For the first time in decades, nearly every segment of the commodities markets is hitting new highs, enjoying what looks to be a long-term boom cycle that probably began as early as 2019 and received a huge boost from pent-up demand after the pandemic. In fact, once vaccines for COVID-19 became widely available, many of the most popular niches like energy, agriculture, and metals began setting all-time highs. In just the first five months of this year, the main com-index (S&P’s GSCI) is up more than 15 percent. But compared to where the numbers were one year ago, in early 2021, the same index has risen by more than 83 percent.
It’s now entirely possible that commodities as a group, could outperform bonds, stocks, and most other securities for the year.
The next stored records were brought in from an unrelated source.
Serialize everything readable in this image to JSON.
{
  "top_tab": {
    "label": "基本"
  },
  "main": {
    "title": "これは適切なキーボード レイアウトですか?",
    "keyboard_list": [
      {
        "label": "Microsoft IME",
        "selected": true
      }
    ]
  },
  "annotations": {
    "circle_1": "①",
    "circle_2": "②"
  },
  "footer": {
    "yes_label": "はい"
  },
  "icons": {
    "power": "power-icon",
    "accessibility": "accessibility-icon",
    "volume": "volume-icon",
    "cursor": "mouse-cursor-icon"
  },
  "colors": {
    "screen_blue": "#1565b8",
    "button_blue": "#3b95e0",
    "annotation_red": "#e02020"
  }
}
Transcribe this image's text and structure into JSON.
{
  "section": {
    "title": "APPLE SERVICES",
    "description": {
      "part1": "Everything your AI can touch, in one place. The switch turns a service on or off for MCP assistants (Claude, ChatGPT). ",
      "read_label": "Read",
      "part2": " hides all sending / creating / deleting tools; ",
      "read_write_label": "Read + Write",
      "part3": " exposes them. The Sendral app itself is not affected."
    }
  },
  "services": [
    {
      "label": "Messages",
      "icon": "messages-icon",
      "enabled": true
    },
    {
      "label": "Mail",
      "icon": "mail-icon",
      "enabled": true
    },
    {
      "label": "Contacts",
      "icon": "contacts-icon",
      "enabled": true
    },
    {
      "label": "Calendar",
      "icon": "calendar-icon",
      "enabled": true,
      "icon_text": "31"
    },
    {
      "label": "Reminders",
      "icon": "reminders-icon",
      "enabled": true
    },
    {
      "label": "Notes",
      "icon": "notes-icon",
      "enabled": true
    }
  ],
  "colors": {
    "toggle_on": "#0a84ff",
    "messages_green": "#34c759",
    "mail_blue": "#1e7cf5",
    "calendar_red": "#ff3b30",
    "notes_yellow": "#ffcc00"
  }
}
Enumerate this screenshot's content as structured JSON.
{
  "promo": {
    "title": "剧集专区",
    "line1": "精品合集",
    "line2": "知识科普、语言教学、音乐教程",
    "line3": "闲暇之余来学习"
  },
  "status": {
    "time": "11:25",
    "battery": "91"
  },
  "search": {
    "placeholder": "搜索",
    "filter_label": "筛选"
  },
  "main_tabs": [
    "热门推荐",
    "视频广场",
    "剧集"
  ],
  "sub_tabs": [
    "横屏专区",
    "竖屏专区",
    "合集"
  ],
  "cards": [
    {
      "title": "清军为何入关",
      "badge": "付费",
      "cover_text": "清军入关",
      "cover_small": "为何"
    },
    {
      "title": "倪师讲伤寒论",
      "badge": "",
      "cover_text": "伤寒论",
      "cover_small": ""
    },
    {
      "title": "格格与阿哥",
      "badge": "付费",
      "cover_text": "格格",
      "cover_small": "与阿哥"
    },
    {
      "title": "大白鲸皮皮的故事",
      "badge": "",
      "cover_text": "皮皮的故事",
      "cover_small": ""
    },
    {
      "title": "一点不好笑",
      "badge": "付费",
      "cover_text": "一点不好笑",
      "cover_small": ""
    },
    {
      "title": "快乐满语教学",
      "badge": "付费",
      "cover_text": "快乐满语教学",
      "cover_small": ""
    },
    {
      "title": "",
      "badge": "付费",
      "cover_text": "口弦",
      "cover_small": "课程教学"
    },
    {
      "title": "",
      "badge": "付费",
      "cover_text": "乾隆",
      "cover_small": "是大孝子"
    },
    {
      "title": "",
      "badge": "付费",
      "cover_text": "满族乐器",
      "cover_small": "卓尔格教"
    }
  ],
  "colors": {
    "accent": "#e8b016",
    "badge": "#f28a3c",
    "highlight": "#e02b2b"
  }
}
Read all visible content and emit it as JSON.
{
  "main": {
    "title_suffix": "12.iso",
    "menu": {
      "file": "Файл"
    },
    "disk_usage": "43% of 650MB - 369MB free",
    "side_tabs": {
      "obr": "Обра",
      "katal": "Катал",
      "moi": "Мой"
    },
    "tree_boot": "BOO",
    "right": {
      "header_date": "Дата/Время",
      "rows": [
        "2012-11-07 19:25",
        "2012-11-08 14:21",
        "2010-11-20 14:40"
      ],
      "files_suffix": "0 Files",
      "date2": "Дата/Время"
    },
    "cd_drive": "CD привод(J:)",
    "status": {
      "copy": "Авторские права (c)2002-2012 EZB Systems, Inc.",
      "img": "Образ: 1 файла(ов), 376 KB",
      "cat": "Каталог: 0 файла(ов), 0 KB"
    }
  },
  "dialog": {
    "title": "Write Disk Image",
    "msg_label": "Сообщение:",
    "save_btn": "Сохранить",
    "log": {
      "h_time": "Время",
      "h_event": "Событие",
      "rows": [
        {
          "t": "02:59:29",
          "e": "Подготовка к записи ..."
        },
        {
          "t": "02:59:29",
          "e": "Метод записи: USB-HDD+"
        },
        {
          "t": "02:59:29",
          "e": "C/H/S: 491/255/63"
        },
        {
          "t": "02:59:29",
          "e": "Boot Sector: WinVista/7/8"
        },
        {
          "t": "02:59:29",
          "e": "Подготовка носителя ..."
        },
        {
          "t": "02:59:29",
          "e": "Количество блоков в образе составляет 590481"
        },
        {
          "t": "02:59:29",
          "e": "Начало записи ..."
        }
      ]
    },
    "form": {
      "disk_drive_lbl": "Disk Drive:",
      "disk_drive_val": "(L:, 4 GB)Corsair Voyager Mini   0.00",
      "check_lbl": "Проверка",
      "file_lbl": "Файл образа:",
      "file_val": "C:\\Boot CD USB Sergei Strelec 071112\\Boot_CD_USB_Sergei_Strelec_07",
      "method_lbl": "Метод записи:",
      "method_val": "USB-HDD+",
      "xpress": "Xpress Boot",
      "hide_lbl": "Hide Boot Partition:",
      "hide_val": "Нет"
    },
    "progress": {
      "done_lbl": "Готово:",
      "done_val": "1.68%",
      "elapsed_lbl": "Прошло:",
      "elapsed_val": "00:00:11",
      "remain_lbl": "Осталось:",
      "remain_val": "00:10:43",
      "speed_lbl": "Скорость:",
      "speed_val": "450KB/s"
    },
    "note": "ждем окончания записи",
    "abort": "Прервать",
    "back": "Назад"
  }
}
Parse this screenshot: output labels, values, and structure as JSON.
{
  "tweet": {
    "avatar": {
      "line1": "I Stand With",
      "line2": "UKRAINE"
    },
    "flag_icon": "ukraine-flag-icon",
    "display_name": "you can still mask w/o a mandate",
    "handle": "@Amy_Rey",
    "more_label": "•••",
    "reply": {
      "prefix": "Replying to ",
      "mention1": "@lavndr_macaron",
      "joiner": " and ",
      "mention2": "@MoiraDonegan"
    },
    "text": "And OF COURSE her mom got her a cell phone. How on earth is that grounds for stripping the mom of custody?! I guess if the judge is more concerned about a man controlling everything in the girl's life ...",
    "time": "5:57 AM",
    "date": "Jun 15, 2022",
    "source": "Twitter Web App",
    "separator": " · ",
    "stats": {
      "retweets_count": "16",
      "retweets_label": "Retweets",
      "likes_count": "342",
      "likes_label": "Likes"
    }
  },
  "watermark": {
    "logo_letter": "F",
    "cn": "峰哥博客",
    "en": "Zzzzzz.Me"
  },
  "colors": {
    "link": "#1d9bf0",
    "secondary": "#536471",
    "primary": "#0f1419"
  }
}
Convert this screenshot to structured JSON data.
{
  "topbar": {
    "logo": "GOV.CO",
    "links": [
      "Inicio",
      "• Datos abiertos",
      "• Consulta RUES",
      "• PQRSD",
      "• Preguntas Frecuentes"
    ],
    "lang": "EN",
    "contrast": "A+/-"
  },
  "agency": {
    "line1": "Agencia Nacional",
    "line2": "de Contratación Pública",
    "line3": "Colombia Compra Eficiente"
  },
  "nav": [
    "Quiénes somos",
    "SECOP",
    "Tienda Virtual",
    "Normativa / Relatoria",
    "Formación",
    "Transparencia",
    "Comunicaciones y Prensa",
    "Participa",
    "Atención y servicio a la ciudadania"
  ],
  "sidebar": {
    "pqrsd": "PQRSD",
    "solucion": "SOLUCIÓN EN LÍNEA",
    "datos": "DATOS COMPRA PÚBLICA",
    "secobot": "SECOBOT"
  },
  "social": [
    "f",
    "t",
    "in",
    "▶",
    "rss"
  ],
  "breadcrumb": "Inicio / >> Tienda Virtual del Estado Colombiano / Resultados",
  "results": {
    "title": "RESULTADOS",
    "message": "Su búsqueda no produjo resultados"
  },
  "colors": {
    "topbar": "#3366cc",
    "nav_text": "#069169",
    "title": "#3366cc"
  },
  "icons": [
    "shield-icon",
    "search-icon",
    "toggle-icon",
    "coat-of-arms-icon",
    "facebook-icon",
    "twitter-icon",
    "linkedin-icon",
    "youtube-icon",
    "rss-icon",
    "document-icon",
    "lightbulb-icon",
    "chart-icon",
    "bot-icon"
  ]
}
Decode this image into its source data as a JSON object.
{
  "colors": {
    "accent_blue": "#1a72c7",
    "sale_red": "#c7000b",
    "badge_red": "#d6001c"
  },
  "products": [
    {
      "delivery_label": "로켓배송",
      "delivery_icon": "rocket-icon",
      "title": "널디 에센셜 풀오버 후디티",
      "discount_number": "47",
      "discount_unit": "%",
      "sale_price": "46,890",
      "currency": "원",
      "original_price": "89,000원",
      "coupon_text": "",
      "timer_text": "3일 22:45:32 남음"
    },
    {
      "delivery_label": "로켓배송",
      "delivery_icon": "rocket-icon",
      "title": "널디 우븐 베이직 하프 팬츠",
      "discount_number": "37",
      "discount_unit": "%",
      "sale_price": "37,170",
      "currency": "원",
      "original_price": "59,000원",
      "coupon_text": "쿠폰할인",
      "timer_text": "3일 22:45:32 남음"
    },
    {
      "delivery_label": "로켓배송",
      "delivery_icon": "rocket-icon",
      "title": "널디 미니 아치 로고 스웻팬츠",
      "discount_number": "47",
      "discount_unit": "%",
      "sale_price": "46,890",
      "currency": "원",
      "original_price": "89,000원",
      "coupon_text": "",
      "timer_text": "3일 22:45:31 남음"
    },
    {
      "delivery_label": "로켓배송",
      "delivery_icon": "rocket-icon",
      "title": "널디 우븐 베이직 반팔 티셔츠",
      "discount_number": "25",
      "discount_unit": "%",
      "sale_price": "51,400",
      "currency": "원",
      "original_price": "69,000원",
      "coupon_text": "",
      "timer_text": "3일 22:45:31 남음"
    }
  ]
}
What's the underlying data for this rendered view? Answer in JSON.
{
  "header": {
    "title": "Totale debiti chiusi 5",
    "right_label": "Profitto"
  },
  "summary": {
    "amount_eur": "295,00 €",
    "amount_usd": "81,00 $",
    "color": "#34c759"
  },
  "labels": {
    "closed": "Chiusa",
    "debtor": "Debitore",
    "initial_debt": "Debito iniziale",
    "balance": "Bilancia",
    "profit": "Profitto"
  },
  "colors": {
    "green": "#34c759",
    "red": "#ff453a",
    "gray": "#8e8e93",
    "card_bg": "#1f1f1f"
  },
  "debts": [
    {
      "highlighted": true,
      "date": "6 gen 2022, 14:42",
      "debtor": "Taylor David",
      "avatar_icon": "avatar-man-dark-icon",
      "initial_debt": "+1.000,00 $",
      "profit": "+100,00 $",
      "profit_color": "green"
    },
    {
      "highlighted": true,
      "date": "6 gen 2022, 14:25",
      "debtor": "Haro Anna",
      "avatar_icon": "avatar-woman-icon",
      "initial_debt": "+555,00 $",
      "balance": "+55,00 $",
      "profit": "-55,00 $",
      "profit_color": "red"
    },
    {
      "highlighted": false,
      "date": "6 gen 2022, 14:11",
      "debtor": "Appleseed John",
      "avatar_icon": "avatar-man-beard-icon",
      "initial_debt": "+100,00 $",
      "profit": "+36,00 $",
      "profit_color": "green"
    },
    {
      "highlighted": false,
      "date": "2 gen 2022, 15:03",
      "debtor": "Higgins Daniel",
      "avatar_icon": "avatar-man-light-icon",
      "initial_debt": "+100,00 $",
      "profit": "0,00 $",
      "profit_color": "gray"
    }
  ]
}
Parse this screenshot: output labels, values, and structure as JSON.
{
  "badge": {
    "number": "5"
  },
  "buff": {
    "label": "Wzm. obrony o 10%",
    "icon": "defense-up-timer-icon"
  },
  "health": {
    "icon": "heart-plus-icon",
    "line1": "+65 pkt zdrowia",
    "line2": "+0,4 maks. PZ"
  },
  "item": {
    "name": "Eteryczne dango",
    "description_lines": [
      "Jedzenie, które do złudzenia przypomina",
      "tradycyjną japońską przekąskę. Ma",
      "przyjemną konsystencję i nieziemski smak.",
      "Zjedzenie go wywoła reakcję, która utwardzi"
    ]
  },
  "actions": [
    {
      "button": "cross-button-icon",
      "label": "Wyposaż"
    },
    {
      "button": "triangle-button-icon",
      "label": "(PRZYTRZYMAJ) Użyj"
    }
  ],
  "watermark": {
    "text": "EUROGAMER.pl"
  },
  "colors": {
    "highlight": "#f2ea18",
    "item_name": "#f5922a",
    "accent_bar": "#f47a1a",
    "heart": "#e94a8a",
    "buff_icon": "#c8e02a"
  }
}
Consider some raw statistics that since this time last year, both copper and aluminum have doubled in price, hitting 10-year peaks along the way. Recently, lumber, iron ore, and the precious metal palladium reached all-time price highs. What’s going on, and how can ordinary investors get a piece of the action?
Here’s a quick look at factors and facts behind the recent surge in the global commodity markets.
How Can New Investors Take Advantage of an Up Market?
In markets that are trending strongly upward, one of the most advantageous ways to build a profitable commodities portfolio is to use buying leverage. The beauty of multiplying your buying potential means you can access higher amounts of the particular commodity you’re interested in, like copper or timber. And while leverage comes with the risk of loss as well as gain, it gives traders of all income levels the chance to participate in price rises and to bag significant profits. You can watch this leverage trading video if you want to learn more about these powerful trading techniques.
Are We Entering a Commodities Super Cycle?
What’s causing all the run-ups in prices of metals, lumber, and other key assets? There are at least three things that appear to be driving the upswing. First, the incredible amount of demand that was squelched during the pandemic is now coming to the surface. That means companies that didn’t want to, or couldn’t buy input materials during the pandemic are making up for lost time and trying hard to fill back-orders.
So, demand might be the most apparent cause of the price rises, but one less-obvious one is the availability of vaccines. Even when worldwide infection and death rates from COVID were declining, institutional investors seemed to not respond very quickly. But, when vaccines began to appear, and millions of people lined up for them, many asset markets took notice. It was as if the vaccines were proof that the pandemic was finally turning around, and that the economy was turning the corner.
Third, several governments, notably the U.S., has signaled an intention to begin a period of heavy investment in green energy technologies. By their very nature, green products rely strongly on the efficient production of commodities. So, when green energy initiatives, infrastructure projects, and stimulus programs began to show up on legislative agendas, prices got yet another boost.
One of the most interesting aspects of commodity trading is that when prices go up for assets like gold, lumber, copper, corn, and lithium, there is often a corresponding increase in the price of stocks in related industries. For instance, when the price of copper rises, companies involved in mining and processing the metal tend to do well. But, there’s more to the potential returns than that. Prices of key commodity assets typically rise when the economy is recovering from a down period. Likewise, price levels go up in times of inflation, in response to raw demand, and as a result of government investment in environmental programs.
Diversification and Hedging Against Inflation
For investors who own bonds and stocks, commodities can be an ideal way to balance and diversify. It’s true that many raw assets, like steel, crude oil, coffee, and gold, can rise in price when the overall securities markets decline and offer fewer opportunities. It’s common to read financial news stories about people who use gold as a hedge against inflation. In fact, there are dozens of commodities that can do the very same thing for a portfolio during times of economic uncertainty and general volatility.
Using leveraged buying power to take advantage of the current upswing in the commodities markets is something that even new investors can take part in, as long as they’re informed and understand how to place orders with confidence.